When a line in the records contains the string "metres", copy that line.

Dataset excerpts:
--- START ---

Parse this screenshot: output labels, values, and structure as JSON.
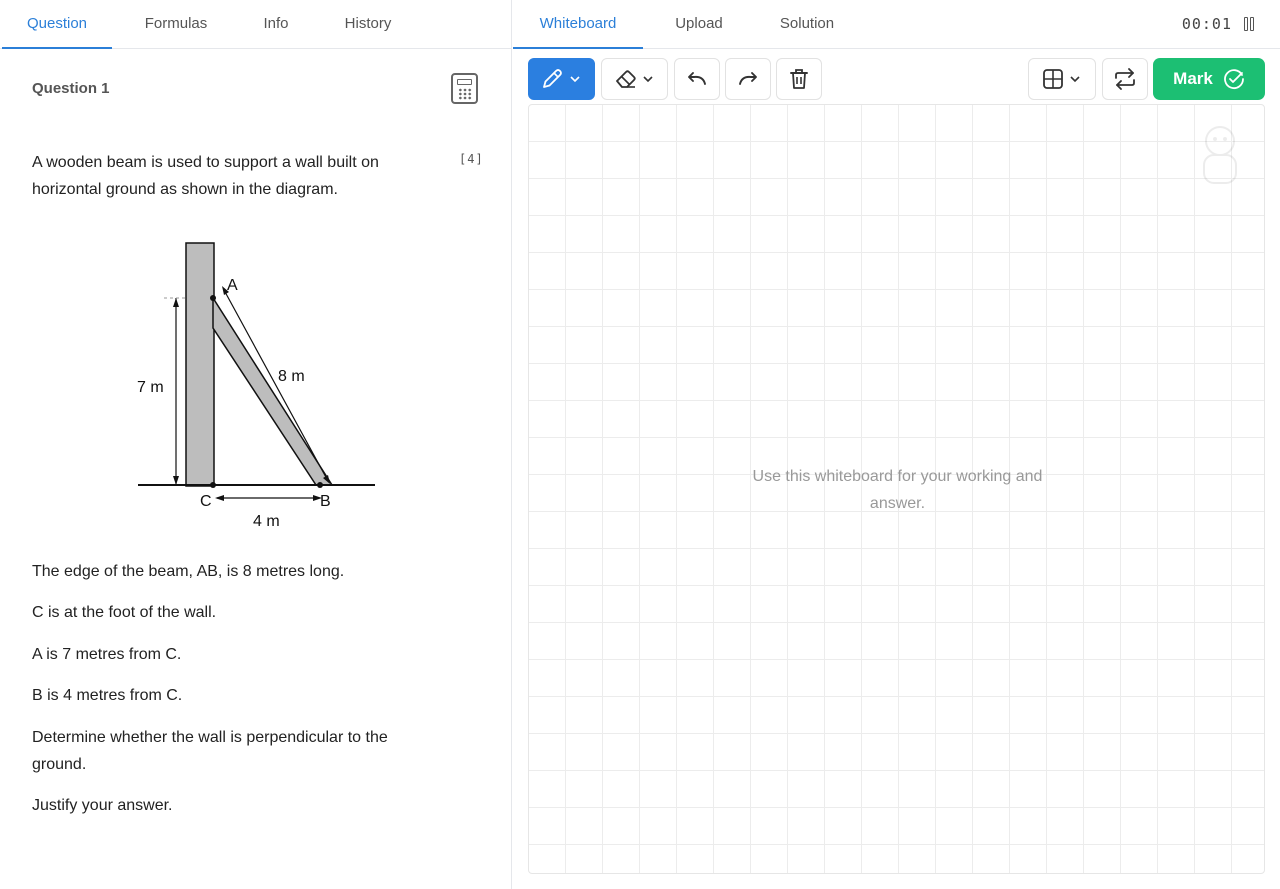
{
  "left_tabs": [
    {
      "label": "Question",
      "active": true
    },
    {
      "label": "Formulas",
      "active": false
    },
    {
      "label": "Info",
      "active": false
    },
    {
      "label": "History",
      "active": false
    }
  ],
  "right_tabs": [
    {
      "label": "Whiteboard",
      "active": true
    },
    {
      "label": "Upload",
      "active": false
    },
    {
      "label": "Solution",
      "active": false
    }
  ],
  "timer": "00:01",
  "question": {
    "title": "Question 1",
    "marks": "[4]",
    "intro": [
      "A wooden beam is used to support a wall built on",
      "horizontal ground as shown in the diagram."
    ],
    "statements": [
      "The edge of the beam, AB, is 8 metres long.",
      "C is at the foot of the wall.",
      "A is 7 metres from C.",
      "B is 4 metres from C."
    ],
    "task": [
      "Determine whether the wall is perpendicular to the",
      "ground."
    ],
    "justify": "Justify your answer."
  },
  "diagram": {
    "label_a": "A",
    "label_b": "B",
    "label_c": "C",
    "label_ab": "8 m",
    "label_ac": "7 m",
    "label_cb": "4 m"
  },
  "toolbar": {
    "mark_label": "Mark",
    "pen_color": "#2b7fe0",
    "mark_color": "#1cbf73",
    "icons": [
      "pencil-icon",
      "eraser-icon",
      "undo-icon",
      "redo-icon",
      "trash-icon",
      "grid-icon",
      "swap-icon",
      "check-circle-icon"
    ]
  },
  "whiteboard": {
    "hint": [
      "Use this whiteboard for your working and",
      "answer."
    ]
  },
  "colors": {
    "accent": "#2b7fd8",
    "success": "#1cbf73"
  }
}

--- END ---
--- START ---

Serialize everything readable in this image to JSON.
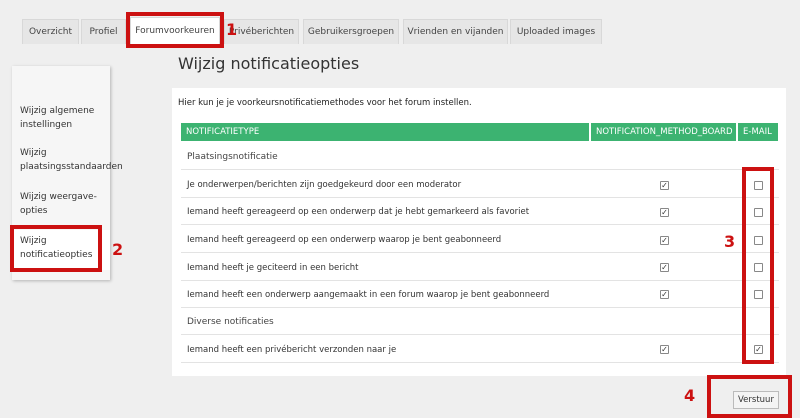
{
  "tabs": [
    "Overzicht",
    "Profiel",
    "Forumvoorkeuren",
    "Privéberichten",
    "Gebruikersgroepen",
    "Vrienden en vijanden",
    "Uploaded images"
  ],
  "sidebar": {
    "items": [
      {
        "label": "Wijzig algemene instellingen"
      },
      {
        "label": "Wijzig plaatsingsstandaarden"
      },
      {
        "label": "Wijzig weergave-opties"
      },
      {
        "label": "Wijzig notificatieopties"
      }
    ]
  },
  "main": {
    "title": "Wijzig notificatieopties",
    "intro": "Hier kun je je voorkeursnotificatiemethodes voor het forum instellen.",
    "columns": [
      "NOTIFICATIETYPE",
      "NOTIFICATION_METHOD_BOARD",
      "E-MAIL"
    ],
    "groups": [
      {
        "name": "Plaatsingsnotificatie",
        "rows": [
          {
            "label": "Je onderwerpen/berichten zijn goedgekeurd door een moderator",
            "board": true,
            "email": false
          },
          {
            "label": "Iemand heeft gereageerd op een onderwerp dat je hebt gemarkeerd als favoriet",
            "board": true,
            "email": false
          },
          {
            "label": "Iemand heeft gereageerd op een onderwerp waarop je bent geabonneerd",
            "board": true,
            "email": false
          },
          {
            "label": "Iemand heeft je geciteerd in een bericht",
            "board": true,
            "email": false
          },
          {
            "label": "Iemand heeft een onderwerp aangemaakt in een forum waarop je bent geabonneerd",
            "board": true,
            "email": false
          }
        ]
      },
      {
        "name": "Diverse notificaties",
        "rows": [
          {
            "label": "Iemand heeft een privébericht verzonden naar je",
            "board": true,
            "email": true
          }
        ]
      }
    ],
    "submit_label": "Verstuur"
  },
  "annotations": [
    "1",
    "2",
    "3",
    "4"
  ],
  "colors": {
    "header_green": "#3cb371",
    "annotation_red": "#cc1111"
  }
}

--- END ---

■ Answer section
      "The edge of the beam, AB, is 8 metres long.",
      "A is 7 metres from C.",
      "B is 4 metres from C."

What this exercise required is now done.